Here’s something that’s hard to dispute.  More and more Americans are coming to appreciate Medicaid as a reliable and affordable source of health insurance coverage.

The Good News and the Bad — Another ACA Day

If you’re like me — and I pray you’re not — your email inbox drowns every day with news about the ACA and health policy in every imaginable direction.  Sometimes, two messages get juxtaposed next to each other in ways that illuminate a higher truth.  I felt that way today.

First, came an email update from the Urban Institute and their Elevate the Debate project.  Just look at these headlines, all based on newly released data:

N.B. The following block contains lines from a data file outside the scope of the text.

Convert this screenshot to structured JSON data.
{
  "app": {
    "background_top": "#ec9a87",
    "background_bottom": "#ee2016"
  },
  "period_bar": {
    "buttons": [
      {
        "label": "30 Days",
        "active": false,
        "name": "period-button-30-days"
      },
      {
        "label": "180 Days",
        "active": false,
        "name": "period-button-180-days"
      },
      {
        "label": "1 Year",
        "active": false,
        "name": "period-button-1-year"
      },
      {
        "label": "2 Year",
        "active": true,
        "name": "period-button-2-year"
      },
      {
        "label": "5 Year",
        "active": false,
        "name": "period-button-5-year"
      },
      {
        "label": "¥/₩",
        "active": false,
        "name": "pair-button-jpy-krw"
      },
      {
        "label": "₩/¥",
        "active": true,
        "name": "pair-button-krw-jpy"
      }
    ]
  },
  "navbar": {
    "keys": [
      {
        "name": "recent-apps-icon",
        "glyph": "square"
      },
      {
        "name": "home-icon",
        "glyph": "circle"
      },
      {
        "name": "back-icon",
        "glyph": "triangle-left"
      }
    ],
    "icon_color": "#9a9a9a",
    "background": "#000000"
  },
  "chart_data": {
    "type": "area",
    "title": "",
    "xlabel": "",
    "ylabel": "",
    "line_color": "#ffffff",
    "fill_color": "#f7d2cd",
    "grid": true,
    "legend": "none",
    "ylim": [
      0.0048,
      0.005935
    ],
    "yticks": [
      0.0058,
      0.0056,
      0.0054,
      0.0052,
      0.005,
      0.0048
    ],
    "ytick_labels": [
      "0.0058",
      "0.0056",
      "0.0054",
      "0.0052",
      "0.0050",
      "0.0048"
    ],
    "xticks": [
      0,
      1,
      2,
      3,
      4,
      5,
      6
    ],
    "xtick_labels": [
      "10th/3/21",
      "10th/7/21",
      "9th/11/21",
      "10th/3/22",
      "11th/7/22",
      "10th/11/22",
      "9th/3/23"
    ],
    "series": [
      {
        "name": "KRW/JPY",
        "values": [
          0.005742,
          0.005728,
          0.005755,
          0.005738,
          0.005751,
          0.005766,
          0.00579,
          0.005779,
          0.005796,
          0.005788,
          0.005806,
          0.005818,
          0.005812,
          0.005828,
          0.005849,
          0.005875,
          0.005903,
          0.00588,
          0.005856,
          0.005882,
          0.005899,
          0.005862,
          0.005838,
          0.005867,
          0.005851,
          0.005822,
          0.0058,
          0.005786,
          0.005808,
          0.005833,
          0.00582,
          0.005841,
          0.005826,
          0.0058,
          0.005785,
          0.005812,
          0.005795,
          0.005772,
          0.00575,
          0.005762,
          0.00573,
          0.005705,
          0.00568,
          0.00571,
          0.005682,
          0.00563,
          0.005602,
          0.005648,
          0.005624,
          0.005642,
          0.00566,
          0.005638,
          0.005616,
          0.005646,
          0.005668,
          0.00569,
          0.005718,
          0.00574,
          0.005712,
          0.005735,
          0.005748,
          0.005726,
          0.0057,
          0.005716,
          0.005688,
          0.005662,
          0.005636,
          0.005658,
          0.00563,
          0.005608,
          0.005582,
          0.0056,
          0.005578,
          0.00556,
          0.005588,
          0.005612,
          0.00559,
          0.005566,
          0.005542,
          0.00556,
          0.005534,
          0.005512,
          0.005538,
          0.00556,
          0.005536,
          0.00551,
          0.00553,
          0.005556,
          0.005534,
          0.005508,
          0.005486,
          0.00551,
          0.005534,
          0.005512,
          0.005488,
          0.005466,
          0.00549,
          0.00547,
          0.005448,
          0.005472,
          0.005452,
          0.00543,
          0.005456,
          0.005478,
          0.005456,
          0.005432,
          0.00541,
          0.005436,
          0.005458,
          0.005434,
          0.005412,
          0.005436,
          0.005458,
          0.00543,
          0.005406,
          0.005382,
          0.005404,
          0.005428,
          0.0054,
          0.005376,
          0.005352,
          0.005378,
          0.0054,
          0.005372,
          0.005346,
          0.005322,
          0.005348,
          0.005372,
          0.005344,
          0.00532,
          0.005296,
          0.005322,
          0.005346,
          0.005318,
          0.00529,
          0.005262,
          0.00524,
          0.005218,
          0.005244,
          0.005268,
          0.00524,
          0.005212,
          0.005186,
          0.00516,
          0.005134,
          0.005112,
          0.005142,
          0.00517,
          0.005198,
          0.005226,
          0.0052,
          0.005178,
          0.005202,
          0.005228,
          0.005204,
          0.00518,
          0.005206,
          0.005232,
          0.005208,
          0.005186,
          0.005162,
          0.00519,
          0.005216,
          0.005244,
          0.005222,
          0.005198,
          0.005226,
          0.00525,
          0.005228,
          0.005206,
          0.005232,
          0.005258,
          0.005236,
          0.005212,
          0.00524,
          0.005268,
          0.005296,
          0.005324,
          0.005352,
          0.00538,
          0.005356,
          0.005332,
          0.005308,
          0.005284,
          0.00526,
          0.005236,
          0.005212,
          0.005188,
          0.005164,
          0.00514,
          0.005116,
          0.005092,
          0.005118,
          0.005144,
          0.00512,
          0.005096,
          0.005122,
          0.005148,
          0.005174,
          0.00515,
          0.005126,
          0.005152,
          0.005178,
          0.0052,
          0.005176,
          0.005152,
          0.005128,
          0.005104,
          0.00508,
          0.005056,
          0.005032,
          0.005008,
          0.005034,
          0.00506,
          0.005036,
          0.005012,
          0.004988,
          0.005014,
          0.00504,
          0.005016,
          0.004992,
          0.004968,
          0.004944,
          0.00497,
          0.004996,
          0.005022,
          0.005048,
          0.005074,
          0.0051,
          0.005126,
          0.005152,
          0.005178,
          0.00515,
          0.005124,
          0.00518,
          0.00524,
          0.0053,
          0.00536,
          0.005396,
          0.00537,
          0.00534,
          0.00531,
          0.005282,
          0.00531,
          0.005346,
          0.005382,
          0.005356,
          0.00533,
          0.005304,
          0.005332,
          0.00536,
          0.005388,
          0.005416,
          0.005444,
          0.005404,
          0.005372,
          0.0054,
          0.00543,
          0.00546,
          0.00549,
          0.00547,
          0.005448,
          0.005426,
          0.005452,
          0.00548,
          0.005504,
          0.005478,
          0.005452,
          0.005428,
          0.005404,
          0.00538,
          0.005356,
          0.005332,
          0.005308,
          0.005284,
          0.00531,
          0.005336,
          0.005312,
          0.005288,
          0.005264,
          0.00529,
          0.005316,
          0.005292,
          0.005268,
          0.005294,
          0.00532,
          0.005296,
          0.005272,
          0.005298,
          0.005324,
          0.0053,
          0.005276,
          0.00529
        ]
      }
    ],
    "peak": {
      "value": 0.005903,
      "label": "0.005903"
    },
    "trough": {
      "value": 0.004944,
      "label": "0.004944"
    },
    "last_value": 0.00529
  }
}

Brief30Fig1TOPBig things, good news.  I am especially impressed with the drop in uninsurance among adults with chronic health conditions such as diabetes, cardiovascular disease, hypertension, and asthma.  Real progress and something to feel good about.

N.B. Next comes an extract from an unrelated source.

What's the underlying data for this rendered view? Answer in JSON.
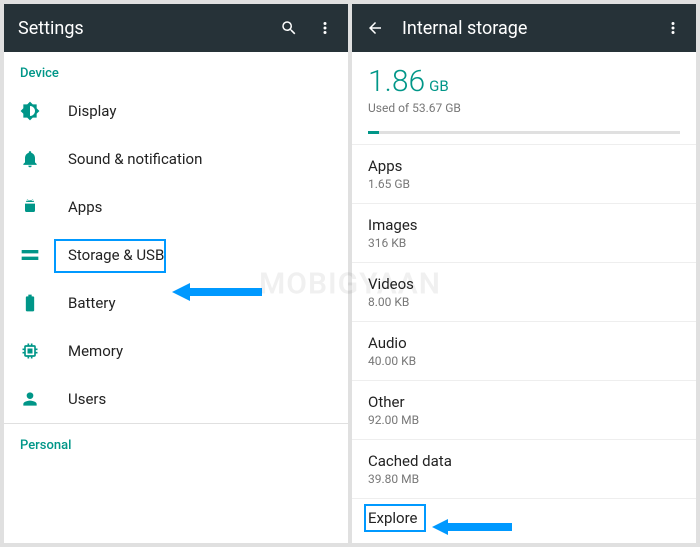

Then, the next email is from the Blue Cross Blue Shield Foundation of Massachusetts offers a wealth of new data on rising health insurance costs, especially deductibles and other cost sharing, confronting Massachusetts health consumers: Rising Health Care Costs in Massachusetts: What It Means for Consumers.  What it means is not encouraging:

“The impact of these changes in health insurance products can be seen in spending trends, which show that by 2013, nearly one in ten adults spent over 10 percent of income on out-of-pocket health care costs.  For an insured family of four with an income three times the federal poverty level (about $71,000 in 2013), that represents a burden of more than $7,000 per year over and above the cost of insurance premiums.”

Lots of progress and good news, and lots of discouraging trends as well.  The the Blue Cross data only covers Massachusetts, the same trends are in evidence all over the nation, and worse in many other states.  In the polarized craziness of the ACA, the news has to be all good or all bad, with no room for ambiguity or complexity.  That’s not real and that’s not life.

The ACA is responsible for some of the most important gains in social and economic justice in our lifetime.  And, we still have many vitally important gaps to close and gains yet to be made.  That’s reality.